Your WHY moment:So, why do you do what you do? And if you aren’t doing what you know you WANT to do, what’s you latest idea? Think about why you are drawn to it. The how and the what will appear in focus.
Amber’s note: If you think this post could help someone you know, please share! And if you need a little Monday morning motivation, please subscribe :)
A few days ago, I was blog surfing when I stumbled across a post that made me do some thinking out loud.
The majority of this person’s post was about changing job descriptions in the work place. The author expressed his sentiment that sometimes your job can include more tasks than the job description outlined, perhaps even some duties you really didn’t bargain for. Now, we all know this happens. And sometimes it provides an opportunity skills that you can use later you to leverage your way into a new position. That is thinking smart.
However; this person went on to say that you need to do whatever your company tells you to do because you should be grateful that you have a job. As a worker bee, you should haul ass to help the company pull through in these (wait for it, I’m about insert a buzz phrase here) “tough economic times” because it is not only your duty to save yourself, you must save the company too.
The same company that probably wouldn’t have a problem tossing you out on your hinny cheeks when times get rough.
Which brings up the question: when does getting more experience start to turn into the company getting over on you? We all know that sometimes we have to do things that are not officially in our job description, yes. But at what point are you being undervalued and well, cheated?
Outside of robbing us of a sense of security, I believe this recession has also robbed some people of their personal moral. Getting laid off hurts. Searching for months to find a job hurts. In the midst of it all, it is natural to start to question your skills, but at some point you have to lift yourself up. And most importantly, I think you have to remember that you have options. They might be harder to find, but options are out there.
Sometimes we do have to work at jobs we don’t want to do to make money. Believe me, I get that (remind me to tell you all about my temp jobs!), but at some point you have to value yourself and your skills. The company should be happy to have YOU. Yes, times are tough right now, but that doesn’t mean you need to put up with being ill-treated, right?
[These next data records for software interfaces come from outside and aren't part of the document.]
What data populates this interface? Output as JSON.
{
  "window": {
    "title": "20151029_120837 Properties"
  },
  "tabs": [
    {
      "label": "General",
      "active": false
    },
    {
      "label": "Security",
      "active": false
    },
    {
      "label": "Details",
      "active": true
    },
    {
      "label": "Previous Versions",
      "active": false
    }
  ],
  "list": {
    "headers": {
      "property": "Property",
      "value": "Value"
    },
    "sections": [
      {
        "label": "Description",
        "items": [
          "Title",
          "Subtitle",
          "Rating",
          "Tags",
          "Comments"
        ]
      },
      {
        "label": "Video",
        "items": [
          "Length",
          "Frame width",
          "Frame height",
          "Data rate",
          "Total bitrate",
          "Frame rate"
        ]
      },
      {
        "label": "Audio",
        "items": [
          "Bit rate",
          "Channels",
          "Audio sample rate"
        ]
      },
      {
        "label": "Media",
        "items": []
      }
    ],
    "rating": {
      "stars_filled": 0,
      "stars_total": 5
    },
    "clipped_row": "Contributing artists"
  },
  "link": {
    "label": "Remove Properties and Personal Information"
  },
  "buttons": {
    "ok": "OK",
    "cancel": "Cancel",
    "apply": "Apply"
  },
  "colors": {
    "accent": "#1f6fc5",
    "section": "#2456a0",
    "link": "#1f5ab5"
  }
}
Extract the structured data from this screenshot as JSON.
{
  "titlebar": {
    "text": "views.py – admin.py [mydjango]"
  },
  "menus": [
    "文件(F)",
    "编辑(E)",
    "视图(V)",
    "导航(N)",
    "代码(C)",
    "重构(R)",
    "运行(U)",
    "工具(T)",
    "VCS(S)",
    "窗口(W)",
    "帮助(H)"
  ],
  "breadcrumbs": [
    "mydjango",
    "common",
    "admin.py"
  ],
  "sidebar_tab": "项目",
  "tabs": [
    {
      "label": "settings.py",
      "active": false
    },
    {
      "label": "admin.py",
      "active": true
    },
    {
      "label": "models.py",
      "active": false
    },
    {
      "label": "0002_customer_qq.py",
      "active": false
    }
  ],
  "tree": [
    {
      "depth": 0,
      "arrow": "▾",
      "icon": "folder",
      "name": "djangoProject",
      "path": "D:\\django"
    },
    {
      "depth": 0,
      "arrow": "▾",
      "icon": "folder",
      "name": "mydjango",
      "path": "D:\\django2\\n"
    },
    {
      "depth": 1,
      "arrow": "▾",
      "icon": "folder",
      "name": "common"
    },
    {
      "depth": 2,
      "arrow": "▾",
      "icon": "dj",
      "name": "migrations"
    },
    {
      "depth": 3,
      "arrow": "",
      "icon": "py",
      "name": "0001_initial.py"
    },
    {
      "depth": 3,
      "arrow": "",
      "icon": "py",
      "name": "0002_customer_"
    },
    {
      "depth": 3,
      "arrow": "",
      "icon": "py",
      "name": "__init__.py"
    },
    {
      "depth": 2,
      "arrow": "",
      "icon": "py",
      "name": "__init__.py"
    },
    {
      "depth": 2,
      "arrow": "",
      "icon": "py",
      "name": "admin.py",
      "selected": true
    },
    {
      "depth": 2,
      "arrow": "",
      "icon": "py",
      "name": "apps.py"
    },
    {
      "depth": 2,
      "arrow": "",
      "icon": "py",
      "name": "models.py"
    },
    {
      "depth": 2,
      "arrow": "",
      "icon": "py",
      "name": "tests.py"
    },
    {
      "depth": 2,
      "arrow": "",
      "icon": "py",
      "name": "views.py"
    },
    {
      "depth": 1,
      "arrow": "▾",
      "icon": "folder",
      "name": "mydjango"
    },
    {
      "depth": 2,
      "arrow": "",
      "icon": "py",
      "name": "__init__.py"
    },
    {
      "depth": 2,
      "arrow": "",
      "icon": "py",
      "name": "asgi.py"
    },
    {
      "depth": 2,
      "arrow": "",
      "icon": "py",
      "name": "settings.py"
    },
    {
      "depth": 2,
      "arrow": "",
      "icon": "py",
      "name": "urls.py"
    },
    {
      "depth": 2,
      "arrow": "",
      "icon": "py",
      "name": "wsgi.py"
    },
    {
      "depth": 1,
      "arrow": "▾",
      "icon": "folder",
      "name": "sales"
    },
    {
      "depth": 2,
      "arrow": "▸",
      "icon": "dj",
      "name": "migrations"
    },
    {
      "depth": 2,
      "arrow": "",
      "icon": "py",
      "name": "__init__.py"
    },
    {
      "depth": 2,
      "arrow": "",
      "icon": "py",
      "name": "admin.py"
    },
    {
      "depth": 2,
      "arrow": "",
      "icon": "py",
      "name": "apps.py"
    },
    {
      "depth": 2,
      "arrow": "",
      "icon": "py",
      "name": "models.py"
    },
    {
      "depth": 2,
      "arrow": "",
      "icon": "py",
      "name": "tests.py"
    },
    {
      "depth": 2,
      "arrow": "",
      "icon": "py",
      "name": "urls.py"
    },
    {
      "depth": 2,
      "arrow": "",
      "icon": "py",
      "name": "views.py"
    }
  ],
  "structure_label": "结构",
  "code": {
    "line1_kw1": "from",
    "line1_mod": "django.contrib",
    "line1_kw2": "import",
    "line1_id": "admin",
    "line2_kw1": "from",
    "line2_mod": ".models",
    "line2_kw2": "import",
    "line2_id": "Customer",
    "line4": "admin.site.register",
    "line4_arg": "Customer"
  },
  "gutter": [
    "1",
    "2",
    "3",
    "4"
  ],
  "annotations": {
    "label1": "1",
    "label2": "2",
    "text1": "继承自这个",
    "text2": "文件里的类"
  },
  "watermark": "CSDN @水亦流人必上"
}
What do you think? How are you reminding yourself that your skills are valuable?